With its boxy look and black-and-white screen, the basic cell phone may seem quaint in our app-fueled world of smartphones. But with its ordinary texting function, it has the power to help billions of the world’s poor through a new trend in “mobile money,” or instant cash transfers made by cell phones.
In the 2009 edition of Index of Global Philanthropy and Remittances, the Center for Global Prosperity reported about the economic potential of mobile money in facilitating remittances in countries such as Kenya and Zimbabwe (See “Phoning Money Home”). Mobile money allows the poor—who often find traditional banking to be too expensive or inaccessible—to use financial services such as transferring cash, making deposits and paying bills or salaries.
Mobile money has recently taken off as a development tool because of the blistering growth of cell phone usage: there are currently 5 billion cell phone users in the world, up from 3.3 billion—or one cell phone for every two people in the world—at the end of 2007. Research from London Business School showed that an extra 10 cell phones per 100 people can increase GDP per capita by 0.6 points in developing countries.
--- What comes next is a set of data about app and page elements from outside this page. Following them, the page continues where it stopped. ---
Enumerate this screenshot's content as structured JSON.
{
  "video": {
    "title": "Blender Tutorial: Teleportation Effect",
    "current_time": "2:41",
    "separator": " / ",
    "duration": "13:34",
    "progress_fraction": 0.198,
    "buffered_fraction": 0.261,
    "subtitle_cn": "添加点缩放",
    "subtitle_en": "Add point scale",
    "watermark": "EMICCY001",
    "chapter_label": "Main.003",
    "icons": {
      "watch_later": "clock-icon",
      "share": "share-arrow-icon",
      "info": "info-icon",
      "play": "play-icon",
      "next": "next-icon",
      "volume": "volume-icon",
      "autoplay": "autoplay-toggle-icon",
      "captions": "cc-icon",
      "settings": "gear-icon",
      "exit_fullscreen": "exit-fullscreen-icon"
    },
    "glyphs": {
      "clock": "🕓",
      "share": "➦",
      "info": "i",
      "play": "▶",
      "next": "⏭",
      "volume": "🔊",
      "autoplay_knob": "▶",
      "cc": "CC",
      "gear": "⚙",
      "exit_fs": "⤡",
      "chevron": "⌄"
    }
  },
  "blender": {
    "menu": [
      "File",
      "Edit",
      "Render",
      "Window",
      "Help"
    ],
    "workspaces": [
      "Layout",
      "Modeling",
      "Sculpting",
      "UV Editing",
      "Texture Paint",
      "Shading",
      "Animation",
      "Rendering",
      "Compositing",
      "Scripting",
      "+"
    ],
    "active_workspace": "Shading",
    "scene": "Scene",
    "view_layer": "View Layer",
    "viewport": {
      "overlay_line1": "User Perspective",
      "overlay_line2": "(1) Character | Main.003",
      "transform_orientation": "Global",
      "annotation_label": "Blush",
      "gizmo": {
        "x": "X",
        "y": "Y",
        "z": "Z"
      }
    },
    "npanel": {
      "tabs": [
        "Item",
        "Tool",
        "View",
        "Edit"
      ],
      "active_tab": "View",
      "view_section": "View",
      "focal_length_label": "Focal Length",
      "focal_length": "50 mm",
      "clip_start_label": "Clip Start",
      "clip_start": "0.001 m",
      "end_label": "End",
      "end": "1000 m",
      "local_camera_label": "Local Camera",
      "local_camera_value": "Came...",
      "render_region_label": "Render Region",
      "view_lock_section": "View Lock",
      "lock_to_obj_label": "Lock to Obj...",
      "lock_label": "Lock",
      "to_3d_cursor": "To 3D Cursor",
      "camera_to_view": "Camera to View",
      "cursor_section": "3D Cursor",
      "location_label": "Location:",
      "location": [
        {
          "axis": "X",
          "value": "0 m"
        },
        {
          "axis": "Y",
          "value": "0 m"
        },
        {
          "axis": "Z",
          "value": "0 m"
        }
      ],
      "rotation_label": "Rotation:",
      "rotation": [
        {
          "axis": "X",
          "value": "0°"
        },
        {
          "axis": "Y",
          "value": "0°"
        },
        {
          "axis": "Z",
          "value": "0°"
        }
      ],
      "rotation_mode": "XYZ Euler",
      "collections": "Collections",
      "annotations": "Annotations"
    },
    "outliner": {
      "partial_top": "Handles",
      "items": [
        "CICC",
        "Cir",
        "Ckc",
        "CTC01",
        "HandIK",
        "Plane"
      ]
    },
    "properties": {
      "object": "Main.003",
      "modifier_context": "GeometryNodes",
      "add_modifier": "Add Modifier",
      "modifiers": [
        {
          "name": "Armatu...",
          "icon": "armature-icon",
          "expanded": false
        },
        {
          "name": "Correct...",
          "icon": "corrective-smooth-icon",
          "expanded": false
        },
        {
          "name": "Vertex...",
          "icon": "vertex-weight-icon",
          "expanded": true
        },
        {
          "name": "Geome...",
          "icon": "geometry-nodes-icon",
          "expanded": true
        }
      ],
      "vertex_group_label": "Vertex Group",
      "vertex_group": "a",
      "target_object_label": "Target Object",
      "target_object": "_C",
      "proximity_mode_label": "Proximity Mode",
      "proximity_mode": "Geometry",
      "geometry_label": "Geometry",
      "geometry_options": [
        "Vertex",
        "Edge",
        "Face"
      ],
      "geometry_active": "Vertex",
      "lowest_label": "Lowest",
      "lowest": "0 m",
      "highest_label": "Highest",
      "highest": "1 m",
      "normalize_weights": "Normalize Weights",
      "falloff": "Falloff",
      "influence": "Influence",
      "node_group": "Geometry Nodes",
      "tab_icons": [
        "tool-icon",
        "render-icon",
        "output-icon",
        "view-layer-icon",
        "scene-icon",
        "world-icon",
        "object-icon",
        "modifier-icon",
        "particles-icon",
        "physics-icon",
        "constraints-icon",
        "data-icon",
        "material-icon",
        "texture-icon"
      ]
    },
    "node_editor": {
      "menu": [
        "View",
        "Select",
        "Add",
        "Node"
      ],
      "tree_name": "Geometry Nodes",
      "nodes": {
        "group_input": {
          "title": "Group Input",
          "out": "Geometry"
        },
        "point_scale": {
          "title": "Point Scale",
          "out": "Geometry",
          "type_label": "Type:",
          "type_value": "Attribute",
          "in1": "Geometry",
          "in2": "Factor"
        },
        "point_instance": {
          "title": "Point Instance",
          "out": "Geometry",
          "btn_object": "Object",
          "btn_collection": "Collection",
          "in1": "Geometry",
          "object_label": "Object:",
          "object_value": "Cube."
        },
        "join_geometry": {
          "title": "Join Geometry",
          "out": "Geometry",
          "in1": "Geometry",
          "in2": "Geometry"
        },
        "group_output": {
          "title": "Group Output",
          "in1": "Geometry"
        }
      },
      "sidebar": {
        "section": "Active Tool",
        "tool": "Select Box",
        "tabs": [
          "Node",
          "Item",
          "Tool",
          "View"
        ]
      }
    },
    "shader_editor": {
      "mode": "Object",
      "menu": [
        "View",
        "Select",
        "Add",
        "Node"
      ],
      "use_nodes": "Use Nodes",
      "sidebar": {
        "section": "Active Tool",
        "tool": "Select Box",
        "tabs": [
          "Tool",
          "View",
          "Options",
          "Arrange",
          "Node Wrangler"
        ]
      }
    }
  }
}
Mobile money has caught the attention of the U.S. State Department, which on August 2 held a conference highlighting the uses, challenges and potential for the cell phone service. Maria Otero, Under Secretary for Democracy and Global Affairs described two development policy concepts for the United States: using technology and innovative tools to develop nations, and ensuring financial inclusion through banking systems that offer a variety of services that reach everyone.
“At the nexus of these two concepts is mobile money,” Otero said. “By 2012, 1.7 billion low-income people will have cell phones. This trend alone has changed the course of human development.”
A simple way mobile money can grease an economy is by cutting down on wasted time, as in the case of the Yoban’tel bill pay service offered in Senegal, according to tech entrepreneur Carol Realini. Yoban’tel is focusing on bill pay, because, for example, it takes three days for Senegalese to pay their water bills: one day to travel to the billing site; one day to line up—starting at 6 a.m.; and one day to travel home.
In Afghanistan, the advent of mobile money had a serendipitous side effect: an apparent drop in corruption. Roshan, the largest mobile phone provider in Afghanistan, recently began issuing salary payments through its M-Paisa phone service to the Afghan police force, making all transactions “logged and fully traceable,” said Shainoor Khoja, director of corporate affairs. Between 10 to 15 percent of the money had previously been disappearing into “ghost accounts” that were not linked to real policemen. After the payment service launched, Khoja said, “we had police calling us and thanking us for the 30 percent pay rise.” Despite several good news stories, mobile money nevertheless faces challenges to being scaled up. One is that it can be time-consuming to combine banking with mobile phone services in the regulatory environments of several countries. Crucial to the widespread success of mobile money, Realini noted, will be the adoption of national identity cards in countries, and through low-cost low-tech mobile provider models that reach more of the population.